Playing doubles with Joe & Jordan:
Frames are games. Critical games with little round counters & a checkerboard. The yucky feeling of reviews, yes, most of the time; because the reviewer (me) is thinking "this is an easy assignment". The words are anybody's, without much commitment or authenticity.
But let's suppose somebody who can respond with feeling & intelligence & new insight. So criticism might be possible in that case. & if the frames are inadequate, can they be made to work more adequately? In reference to Joe's comments about globalism & war & all : is it legitimate to propose general ideas about how poetry in general responds meaningfully to the world in crises? I really don't know the answer to this.

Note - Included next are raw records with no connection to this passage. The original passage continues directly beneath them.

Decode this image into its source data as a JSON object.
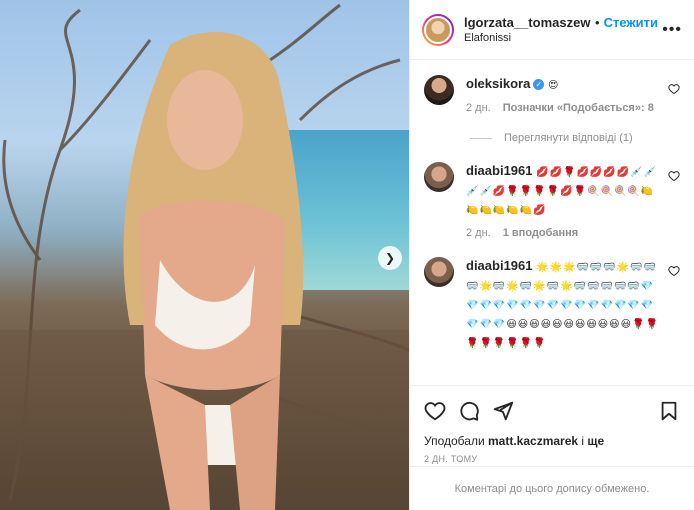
{
  "post": {
    "author": "lgorzata__tomaszewska",
    "follow_label": "Стежити",
    "separator": "•",
    "location": "Elafonissi",
    "more_label": "•••"
  },
  "comments": [
    {
      "user": "oleksikora",
      "verified": true,
      "text": "😍",
      "time": "2 дн.",
      "likes_label": "Позначки «Подобається»: 8",
      "replies_label": "Переглянути відповіді (1)"
    },
    {
      "user": "diaabi1961",
      "text": "💋💋🌹💋💋💋💋💉💉💉💉💋🌹🌹🌹🌹💋🌹🍭🍭🍭🍭🍋🍋🍋🍋🍋🍋💋",
      "time": "2 дн.",
      "reply_label": "1 вподобання"
    },
    {
      "user": "diaabi1961",
      "text": "🌟🌟🌟🥽🥽🥽🌟🥽🥽🥽🌟🥽🌟🥽🌟🥽🌟🥽🥽🥽🥽🥽💎💎💎💎💎💎💎💎💎💎💎💎💎💎💎💎💎💎😃😃😃😃😃😃😃😃😃😃😃🌹🌹🌹🌹🌹🌹🌹🌹"
    }
  ],
  "footer": {
    "liked_prefix": "Уподобали",
    "liked_user": "matt.kaczmarek",
    "liked_and": "і",
    "liked_more": "ще",
    "time": "2 ДН. ТОМУ",
    "comments_disabled": "Коментарі до цього допису обмежено."
  },
  "colors": {
    "accent": "#0095f6",
    "muted": "#8e8e8e",
    "border": "#efefef"
  },
  "icons": [
    "heart-icon",
    "comment-icon",
    "share-icon",
    "bookmark-icon",
    "chevron-right-icon",
    "more-icon",
    "verified-icon"
  ]
}
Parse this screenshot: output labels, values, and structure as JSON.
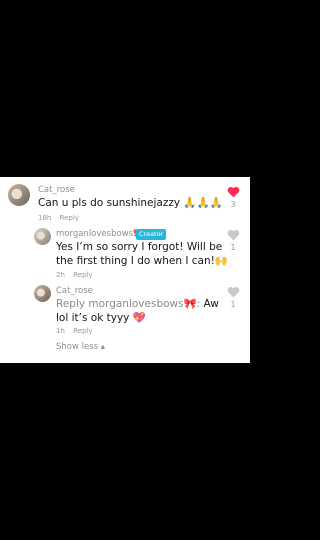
{
  "comments": [
    {
      "username": "Cat_rose",
      "text": "Can u pls do sunshinejazzy 🙏🙏🙏",
      "time": "18h",
      "reply_label": "Reply",
      "likes": "3",
      "liked": true
    },
    {
      "username": "morganlovesbows🎀",
      "creator_label": "Creator",
      "text": "Yes I’m so sorry I forgot! Will be the first thing I do when I can!🙌",
      "time": "2h",
      "reply_label": "Reply",
      "likes": "1",
      "liked": false
    },
    {
      "username": "Cat_rose",
      "mention": "Reply morganlovesbows🎀:",
      "text": " Aw lol it’s ok tyyy 💖",
      "time": "1h",
      "reply_label": "Reply",
      "likes": "1",
      "liked": false
    }
  ],
  "show_less": "Show less ▴",
  "colors": {
    "liked_heart": "#ff2b55",
    "unliked_heart": "#c9c9c9",
    "creator_badge": "#27b8d9"
  }
}
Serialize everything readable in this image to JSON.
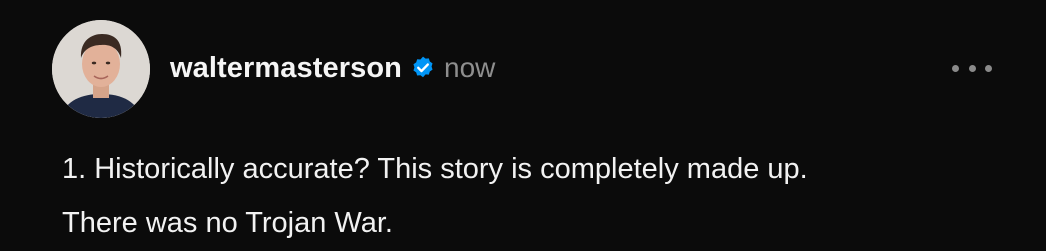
{
  "post": {
    "author": {
      "username": "waltermasterson",
      "verified": true,
      "avatar_icon": "profile-photo"
    },
    "timestamp": "now",
    "menu_icon": "more-options-icon",
    "text_lines": [
      "1. Historically accurate? This story is completely made up.",
      "There was no Trojan War."
    ]
  },
  "colors": {
    "background": "#0b0b0b",
    "text": "#f2f2f2",
    "muted": "#8e8e8e",
    "verified_blue": "#0095f6"
  }
}
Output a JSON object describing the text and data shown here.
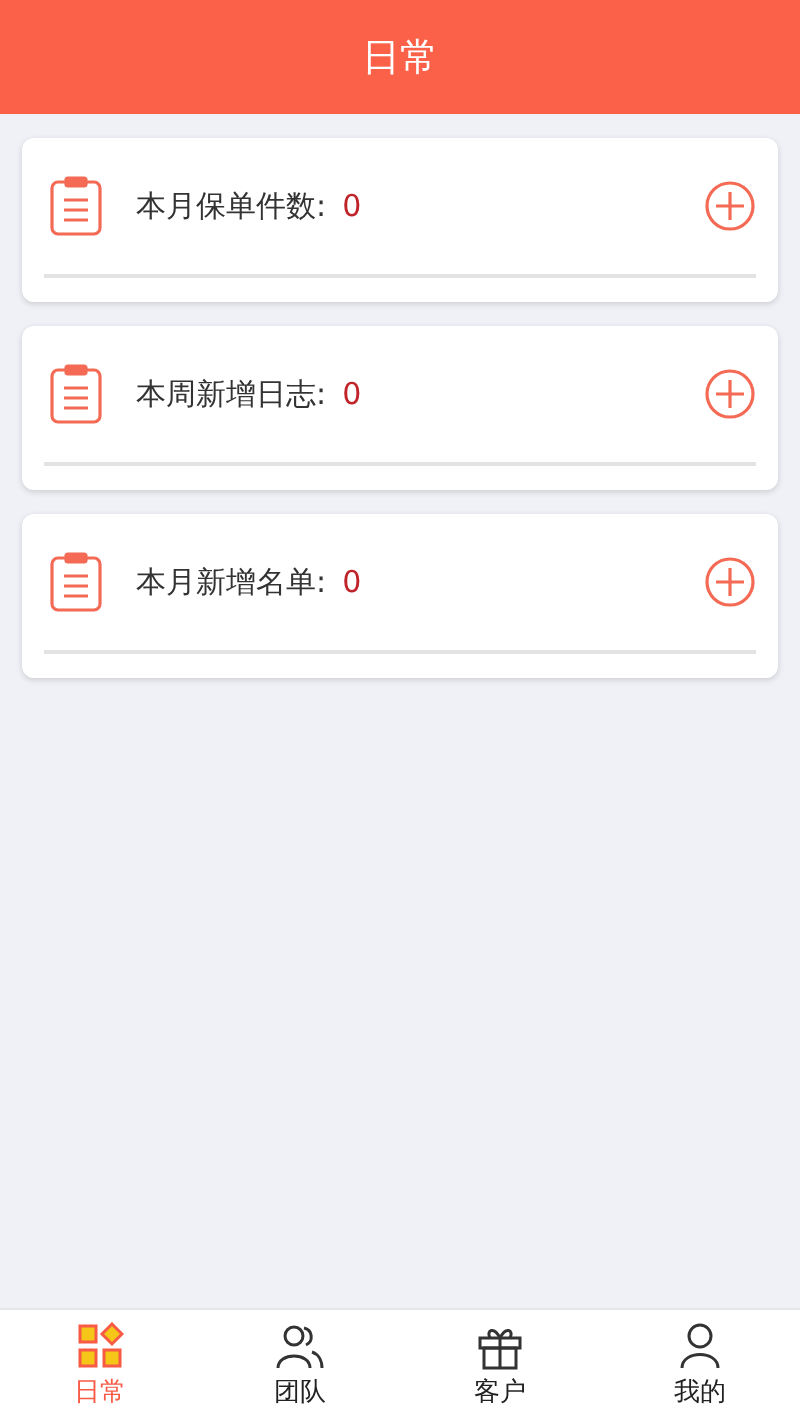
{
  "header": {
    "title": "日常"
  },
  "cards": [
    {
      "label": "本月保单件数:",
      "value": "0"
    },
    {
      "label": "本周新增日志:",
      "value": "0"
    },
    {
      "label": "本月新增名单:",
      "value": "0"
    }
  ],
  "tabs": [
    {
      "kind": "grid",
      "label": "日常",
      "selected": true
    },
    {
      "kind": "team",
      "label": "团队",
      "selected": false
    },
    {
      "kind": "gift",
      "label": "客户",
      "selected": false
    },
    {
      "kind": "person",
      "label": "我的",
      "selected": false
    }
  ]
}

I sent an email to a list recently complaining about the inadequacy of a CK Williams poem at the back page of this week's New Yorker. Inadequate to me, anyway. So why? I sensed a combination of complacency, vagueness, & cheap tricks ("fire" as a metaphor for general sense of doom & blame the gummint).
I remember with fear & trembling long harangues & debates on Buff List & SubSubpoetics over "general rules" (frames); that puts me in trepidation. But I'm tempted again to look for a way of asking for something of poetry - something between Ron's alternative dialect dialectic, & the typical sleight-of-hand of professional poets represented by the CK Williams poem. Authenticity? Complex engagement? Patience? Unwillingness to rhetorize a reality? What is this called in poetics?
Just blabbing, as usual, ever & anon. Maybe it has something to do with looking for poetry as opposed to the verbalized "positioning" of writers on different spots on the political scale. To focus on the resources of poetry so intensely that it begins to speak to ALL sides, without equivocation. Another idealized frame-up?
More leaven from Henry the blabbing fair-see.
My father, in his mid-70s, still plays poker with his friends from high school. The game-player. A lawyer, it was all about winning games. Now that he's retired, it's games all the time. Up & Down the River with my daughter. I remember the eternal Sunday afternoons, too quiet, us kids at loose ends, Mom & Dad & Aunt Martha & Grandma playing bridge, so quietly. Chuckling now & then. The Mississippi River down in its canyon across the street.